Mr. Zimmerman did not have any pending criminal charges against him and was not subject to any sort of criminal proceeding or process. He was only in jail on a debt-warrant. When he was arrested and brought to the Dakota County Jail, Mr. Zimmerman repeatedly told his captors that he had filed Chapter 7 bankruptcy on October 27, 2011 and that the Federal Court’s automatic stay was in place. His captors ignored his pleas completely. Mr. Zimmerman’s captors at the Dakota County Jail not only explicitly ignored his assertion about the automatic stay, they also never brought him before a Judge to give him an opportunity to purge his contempt – or better yet, explain that he had filed bankruptcy and under the protection of the Federal Court’s automatic stay.

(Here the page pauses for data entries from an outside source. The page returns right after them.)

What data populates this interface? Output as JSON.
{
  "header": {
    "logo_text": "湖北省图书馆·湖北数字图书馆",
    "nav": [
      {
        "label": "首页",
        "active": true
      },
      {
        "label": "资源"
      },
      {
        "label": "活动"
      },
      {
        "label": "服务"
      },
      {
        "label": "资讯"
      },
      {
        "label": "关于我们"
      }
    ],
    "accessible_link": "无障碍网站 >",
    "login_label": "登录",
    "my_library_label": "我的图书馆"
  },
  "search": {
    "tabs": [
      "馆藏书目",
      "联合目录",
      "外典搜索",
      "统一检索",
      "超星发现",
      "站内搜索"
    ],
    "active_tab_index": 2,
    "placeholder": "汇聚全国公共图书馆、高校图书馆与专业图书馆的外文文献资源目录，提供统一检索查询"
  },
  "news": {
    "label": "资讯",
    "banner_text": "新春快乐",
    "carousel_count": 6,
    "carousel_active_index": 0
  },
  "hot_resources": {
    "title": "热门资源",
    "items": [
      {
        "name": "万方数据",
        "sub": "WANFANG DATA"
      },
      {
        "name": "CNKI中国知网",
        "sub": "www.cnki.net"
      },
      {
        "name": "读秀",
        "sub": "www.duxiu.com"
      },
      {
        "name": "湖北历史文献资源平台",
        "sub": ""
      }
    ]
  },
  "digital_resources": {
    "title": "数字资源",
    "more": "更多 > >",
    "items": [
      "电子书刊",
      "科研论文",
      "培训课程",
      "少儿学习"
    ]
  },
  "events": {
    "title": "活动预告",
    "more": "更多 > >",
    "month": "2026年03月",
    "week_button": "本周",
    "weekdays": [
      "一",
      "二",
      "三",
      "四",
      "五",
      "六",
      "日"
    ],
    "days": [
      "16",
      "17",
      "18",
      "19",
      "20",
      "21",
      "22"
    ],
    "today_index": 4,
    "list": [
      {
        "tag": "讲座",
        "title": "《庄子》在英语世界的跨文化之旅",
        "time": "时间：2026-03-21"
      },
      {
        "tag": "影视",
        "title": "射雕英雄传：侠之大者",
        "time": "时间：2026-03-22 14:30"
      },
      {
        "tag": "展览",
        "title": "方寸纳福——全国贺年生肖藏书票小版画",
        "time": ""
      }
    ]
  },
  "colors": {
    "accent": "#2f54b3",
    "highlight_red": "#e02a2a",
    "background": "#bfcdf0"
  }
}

Creditors can be held liable to debtors for failing to get debt-warrants quashed – and Mr. Zimmerman has settled with the creditor in his case. However, important questions and claims still remain. Mr. Zimmerman has filed suit in Federal District Court in Minnesota against the Dakota County Sheriff. In addition to his claims for damages from being held in jail illegally, Mr. Zimmerman seeks prospective injunctive relief (asking the Court for an Order to tell the Sheriff to specifically do something, not just pay money) as follows:
“An Order for prospective injunctive relief against the Defendants:
a. Requiring Defendants to develop appropriate policies and procedures to ensure that civil judgment debtors are timely brought before a Judge so that they may be heard.
b. Requiring Defendants to develop appropriate policies and procedures to ensure that debtors arrested on civil judgment warrants are not held indefinitely on 23 hour-a-day lockdown in their facility and otherwise not treated cruelly and treated appropriately as debtors and not as persons accused of or convicted of crimes.
c. Requiring Defendants to develop appropriate policies and procedures to verify if judgment debtors held on civil debt warrants have invoked the automatic stay pursuant to 11 U.S.C. § 362 et seq if the debtors assert verbally or in writing that they have invoked the automatic stay.”